**WORK ITEM**
Your answer should consist of each line below that includes the word "this".

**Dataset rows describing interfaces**
________________________
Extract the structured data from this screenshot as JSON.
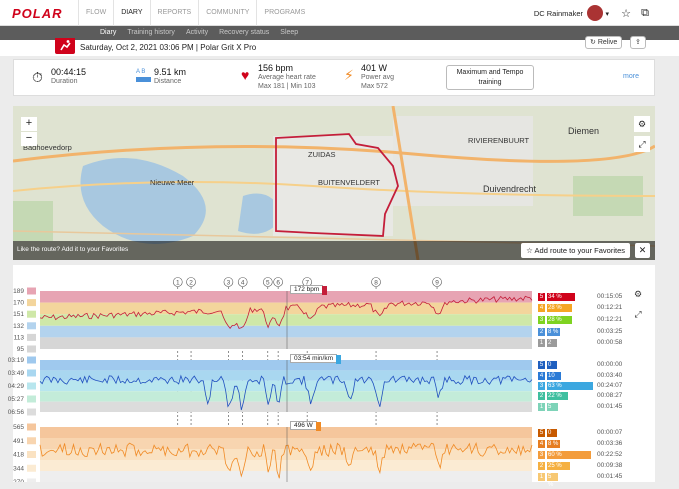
{
  "app": {
    "logo": "POLAR",
    "user": "DC Rainmaker"
  },
  "nav": [
    "FLOW",
    "DIARY",
    "REPORTS",
    "COMMUNITY",
    "PROGRAMS"
  ],
  "nav_active": 1,
  "subnav": [
    "Diary",
    "Training history",
    "Activity",
    "Recovery status",
    "Sleep"
  ],
  "subnav_active": 0,
  "session": {
    "title": "Saturday, Oct 2, 2021 03:06 PM | Polar Grit X Pro",
    "relive": "Relive"
  },
  "stats": {
    "duration_value": "00:44:15",
    "duration_label": "Duration",
    "distance_value": "9.51 km",
    "distance_label": "Distance",
    "distance_tag": "A B",
    "hr_value": "156 bpm",
    "hr_label": "Average heart rate",
    "hr_sub": "Max 181  |  Min 103",
    "power_value": "401 W",
    "power_label": "Power avg",
    "power_sub": "Max 572",
    "tag_line1": "Maximum and Tempo",
    "tag_line2": "training",
    "more": "more"
  },
  "map": {
    "labels": [
      "Badhoevedorp",
      "Nieuwe Meer",
      "ZUIDAS",
      "BUITENVELDERT",
      "RIVIERENBUURT",
      "Diemen",
      "Duivendrecht"
    ],
    "fav_text": "Like the route?  Add it to your Favorites",
    "fav_button": "Add route to your Favorites",
    "zoom_in": "+",
    "zoom_out": "−"
  },
  "laps": [
    "1",
    "2",
    "3",
    "4",
    "5",
    "6",
    "7",
    "8",
    "9"
  ],
  "lap_fracs": [
    0.28,
    0.307,
    0.383,
    0.412,
    0.463,
    0.484,
    0.543,
    0.683,
    0.807
  ],
  "hr": {
    "ticks": [
      "189",
      "170",
      "151",
      "132",
      "113",
      "95"
    ],
    "cursor": "172 bpm",
    "zones": [
      {
        "zone": "5",
        "pct": 34,
        "label": "34 %",
        "time": "00:15:05",
        "color": "#d0021b"
      },
      {
        "zone": "4",
        "pct": 28,
        "label": "28 %",
        "time": "00:12:21",
        "color": "#f5a623"
      },
      {
        "zone": "3",
        "pct": 28,
        "label": "28 %",
        "time": "00:12:21",
        "color": "#7ed321"
      },
      {
        "zone": "2",
        "pct": 8,
        "label": "8 %",
        "time": "00:03:25",
        "color": "#4a90d9"
      },
      {
        "zone": "1",
        "pct": 2,
        "label": "2 %",
        "time": "00:00:58",
        "color": "#9b9b9b"
      }
    ]
  },
  "speed": {
    "ticks": [
      "03:19",
      "03:49",
      "04:29",
      "05:27",
      "06:56"
    ],
    "cursor": "03:54 min/km",
    "zones": [
      {
        "zone": "5",
        "pct": 0,
        "label": "0 %",
        "time": "00:00:00",
        "color": "#1f5fbf"
      },
      {
        "zone": "4",
        "pct": 10,
        "label": "10 %",
        "time": "00:03:40",
        "color": "#2a7ad6"
      },
      {
        "zone": "3",
        "pct": 63,
        "label": "63 %",
        "time": "00:24:07",
        "color": "#3ba7e0"
      },
      {
        "zone": "2",
        "pct": 22,
        "label": "22 %",
        "time": "00:08:27",
        "color": "#3fbf9f"
      },
      {
        "zone": "1",
        "pct": 5,
        "label": "5 %",
        "time": "00:01:45",
        "color": "#7ed3b8"
      }
    ]
  },
  "power": {
    "ticks": [
      "565",
      "491",
      "418",
      "344",
      "270"
    ],
    "cursor": "496 W",
    "zones": [
      {
        "zone": "5",
        "pct": 0,
        "label": "0 %",
        "time": "00:00:07",
        "color": "#c75a00"
      },
      {
        "zone": "4",
        "pct": 8,
        "label": "8 %",
        "time": "00:03:36",
        "color": "#e67e22"
      },
      {
        "zone": "3",
        "pct": 60,
        "label": "60 %",
        "time": "00:22:52",
        "color": "#f39c3c"
      },
      {
        "zone": "2",
        "pct": 25,
        "label": "25 %",
        "time": "00:09:38",
        "color": "#f5b041"
      },
      {
        "zone": "1",
        "pct": 5,
        "label": "5 %",
        "time": "00:01:45",
        "color": "#f7c873"
      }
    ]
  },
  "colors": {
    "accent": "#d0021b",
    "link": "#4a90d9",
    "hr_line": "#c41e3a",
    "speed_line": "#1f4fbf",
    "power_line": "#f08a24"
  }
}
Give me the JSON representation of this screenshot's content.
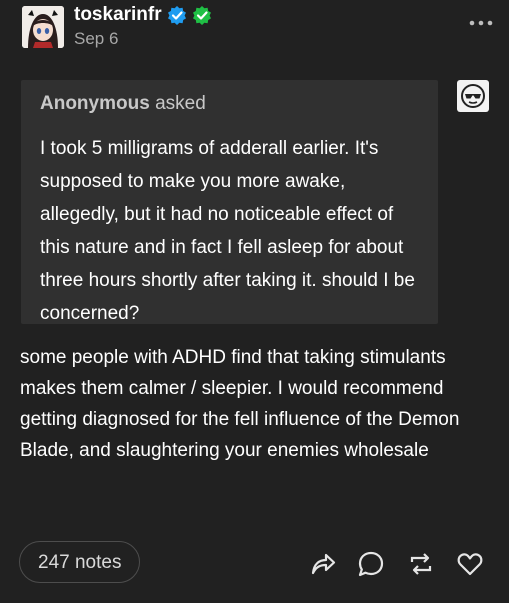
{
  "post": {
    "author": "toskarinfr",
    "date": "Sep 6",
    "badges": [
      "verified-blue-check-icon",
      "verified-green-check-icon"
    ],
    "accent_blue": "#1f9cf0",
    "accent_green": "#1fbf45"
  },
  "ask": {
    "asker": "Anonymous",
    "verb": "asked",
    "question": "I took 5 milligrams of adderall earlier. It's supposed to make you more awake, allegedly, but it had no noticeable effect of this nature and in fact I fell asleep for about three hours shortly after taking it. should I be concerned?"
  },
  "answer": {
    "text": "some people with ADHD find that taking stimulants makes them calmer / sleepier. I would recommend getting diagnosed for the fell influence of the Demon Blade, and slaughtering your enemies wholesale"
  },
  "footer": {
    "notes_label": "247 notes",
    "actions": [
      "share-icon",
      "reply-icon",
      "reblog-icon",
      "like-icon"
    ]
  }
}
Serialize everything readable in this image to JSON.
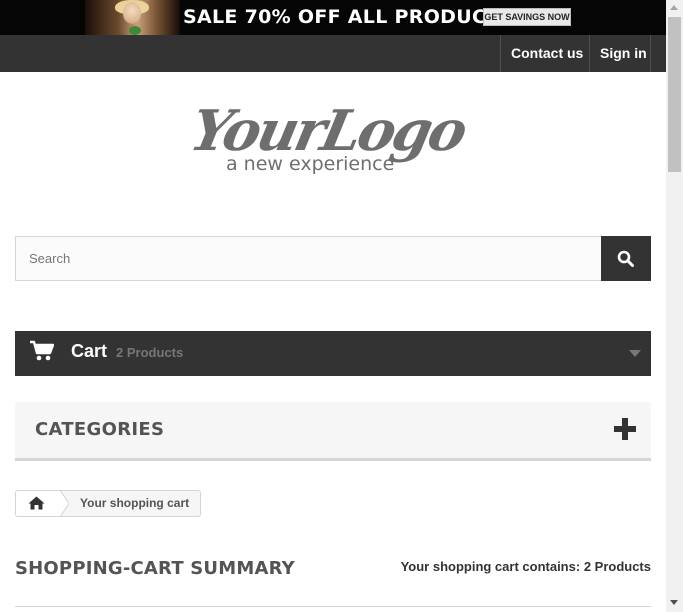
{
  "banner": {
    "text": "SALE 70% OFF ALL PRODUCTS",
    "button_label": "GET SAVINGS NOW"
  },
  "nav": {
    "contact_label": "Contact us",
    "signin_label": "Sign in"
  },
  "logo": {
    "brand_text": "YourLogo",
    "tagline": "a new experience"
  },
  "search": {
    "placeholder": "Search",
    "value": "",
    "button_icon": "search-icon"
  },
  "cart": {
    "label": "Cart",
    "count_text": "2 Products",
    "icon": "shopping-cart-icon"
  },
  "categories": {
    "title": "CATEGORIES",
    "icon": "plus-icon"
  },
  "breadcrumb": {
    "home_icon": "home-icon",
    "current": "Your shopping cart"
  },
  "summary": {
    "title": "SHOPPING-CART SUMMARY",
    "count_prefix": "Your shopping cart contains:",
    "count_text": "2 Products"
  },
  "colors": {
    "dark": "#333333",
    "light_bg": "#f6f6f6",
    "border": "#d6d4d4",
    "muted_text": "#777777",
    "heading_text": "#555454"
  }
}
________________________
**SOLUTION TO THE EXERCISE**
Extract the structured data from this screenshot as JSON.
Give me the JSON representation of this screenshot's content.
    "question": "I took 5 milligrams of adderall earlier. It's supposed to make you more awake, allegedly, but it had no noticeable effect of this nature and in fact I fell asleep for about three hours shortly after taking it. should I be concerned?"
Serialize everything readable in this image to JSON.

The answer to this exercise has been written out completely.